▸ **EXERCISE REQUIREMENTS**:
The records sit below. Return every line in them that holds the word "label".

▸ **THE DATA**:
***

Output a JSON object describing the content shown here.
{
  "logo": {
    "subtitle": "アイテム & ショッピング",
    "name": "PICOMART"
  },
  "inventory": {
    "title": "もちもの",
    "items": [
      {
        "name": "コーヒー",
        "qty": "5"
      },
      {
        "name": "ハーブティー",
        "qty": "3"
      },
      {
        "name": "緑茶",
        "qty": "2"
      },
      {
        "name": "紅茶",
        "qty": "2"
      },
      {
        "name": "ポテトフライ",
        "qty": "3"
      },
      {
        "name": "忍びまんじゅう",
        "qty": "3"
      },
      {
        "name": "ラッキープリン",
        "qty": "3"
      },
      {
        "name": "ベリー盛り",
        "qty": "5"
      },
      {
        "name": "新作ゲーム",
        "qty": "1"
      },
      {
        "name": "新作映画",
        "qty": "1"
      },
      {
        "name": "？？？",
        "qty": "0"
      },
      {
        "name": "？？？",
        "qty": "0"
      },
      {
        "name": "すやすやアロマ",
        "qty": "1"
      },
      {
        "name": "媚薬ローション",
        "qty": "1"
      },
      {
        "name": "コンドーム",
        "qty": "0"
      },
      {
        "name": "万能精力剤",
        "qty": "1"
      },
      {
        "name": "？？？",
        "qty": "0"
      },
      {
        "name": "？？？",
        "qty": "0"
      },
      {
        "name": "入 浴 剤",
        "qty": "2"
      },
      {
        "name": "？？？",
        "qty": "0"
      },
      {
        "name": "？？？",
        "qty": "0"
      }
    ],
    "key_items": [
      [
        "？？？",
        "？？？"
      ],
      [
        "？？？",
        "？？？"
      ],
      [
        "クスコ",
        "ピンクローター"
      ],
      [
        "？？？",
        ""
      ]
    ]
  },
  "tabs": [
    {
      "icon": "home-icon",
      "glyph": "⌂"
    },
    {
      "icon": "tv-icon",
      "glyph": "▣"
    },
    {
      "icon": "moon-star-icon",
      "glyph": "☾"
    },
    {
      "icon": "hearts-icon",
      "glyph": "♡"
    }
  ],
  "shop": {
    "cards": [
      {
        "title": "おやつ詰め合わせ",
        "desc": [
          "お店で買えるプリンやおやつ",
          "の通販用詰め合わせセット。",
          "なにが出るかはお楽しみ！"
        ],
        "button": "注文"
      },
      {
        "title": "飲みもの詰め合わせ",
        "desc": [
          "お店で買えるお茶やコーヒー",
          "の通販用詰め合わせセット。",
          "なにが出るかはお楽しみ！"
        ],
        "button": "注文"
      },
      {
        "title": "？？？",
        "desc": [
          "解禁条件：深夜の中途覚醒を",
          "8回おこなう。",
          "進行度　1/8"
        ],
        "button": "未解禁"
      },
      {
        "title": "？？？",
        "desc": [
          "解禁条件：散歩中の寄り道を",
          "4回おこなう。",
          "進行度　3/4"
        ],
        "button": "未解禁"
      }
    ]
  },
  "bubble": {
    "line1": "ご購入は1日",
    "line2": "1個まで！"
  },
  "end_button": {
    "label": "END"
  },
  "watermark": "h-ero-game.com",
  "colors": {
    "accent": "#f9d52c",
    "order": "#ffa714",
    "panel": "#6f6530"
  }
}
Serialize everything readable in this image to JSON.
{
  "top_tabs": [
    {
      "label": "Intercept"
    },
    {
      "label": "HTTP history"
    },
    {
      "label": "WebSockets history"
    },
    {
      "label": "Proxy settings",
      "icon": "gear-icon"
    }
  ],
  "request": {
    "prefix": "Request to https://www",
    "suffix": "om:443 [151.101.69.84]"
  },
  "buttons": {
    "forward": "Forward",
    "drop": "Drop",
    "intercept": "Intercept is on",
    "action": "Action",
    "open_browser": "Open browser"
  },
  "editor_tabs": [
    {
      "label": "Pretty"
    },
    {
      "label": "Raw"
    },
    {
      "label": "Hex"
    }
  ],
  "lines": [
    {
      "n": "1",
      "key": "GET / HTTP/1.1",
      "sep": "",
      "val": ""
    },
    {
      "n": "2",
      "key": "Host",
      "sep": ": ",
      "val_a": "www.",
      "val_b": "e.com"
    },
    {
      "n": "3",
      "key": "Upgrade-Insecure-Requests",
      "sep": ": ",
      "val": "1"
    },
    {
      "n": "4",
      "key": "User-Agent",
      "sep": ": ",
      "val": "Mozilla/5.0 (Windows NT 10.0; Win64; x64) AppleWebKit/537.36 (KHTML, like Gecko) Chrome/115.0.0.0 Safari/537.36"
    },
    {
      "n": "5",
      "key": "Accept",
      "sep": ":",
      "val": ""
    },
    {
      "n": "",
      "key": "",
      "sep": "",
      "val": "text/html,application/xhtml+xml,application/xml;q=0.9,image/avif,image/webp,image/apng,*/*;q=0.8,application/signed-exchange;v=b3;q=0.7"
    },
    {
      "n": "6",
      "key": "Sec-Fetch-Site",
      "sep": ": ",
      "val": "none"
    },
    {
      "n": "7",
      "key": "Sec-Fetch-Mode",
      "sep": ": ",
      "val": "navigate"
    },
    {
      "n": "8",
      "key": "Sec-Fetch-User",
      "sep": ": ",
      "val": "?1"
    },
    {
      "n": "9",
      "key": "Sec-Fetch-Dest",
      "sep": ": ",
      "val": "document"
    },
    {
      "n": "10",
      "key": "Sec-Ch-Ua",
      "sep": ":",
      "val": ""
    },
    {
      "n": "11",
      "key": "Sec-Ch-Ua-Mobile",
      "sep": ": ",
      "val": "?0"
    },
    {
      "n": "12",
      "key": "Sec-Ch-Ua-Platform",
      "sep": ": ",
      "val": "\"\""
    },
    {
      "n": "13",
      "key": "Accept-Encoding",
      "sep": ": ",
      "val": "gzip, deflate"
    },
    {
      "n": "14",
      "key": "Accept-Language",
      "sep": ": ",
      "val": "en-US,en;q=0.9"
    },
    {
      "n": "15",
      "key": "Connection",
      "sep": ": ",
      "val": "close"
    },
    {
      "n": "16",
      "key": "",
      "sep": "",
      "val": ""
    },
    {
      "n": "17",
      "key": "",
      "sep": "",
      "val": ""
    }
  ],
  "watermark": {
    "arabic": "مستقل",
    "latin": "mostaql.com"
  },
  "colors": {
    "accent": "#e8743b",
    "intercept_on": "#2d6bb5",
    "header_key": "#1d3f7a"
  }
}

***

▸ **RESPONSE**:
    "label": "END"
      "label": "Intercept"
      "label": "HTTP history"
      "label": "WebSockets history"
      "label": "Proxy settings",
      "label": "Pretty"
      "label": "Raw"
      "label": "Hex"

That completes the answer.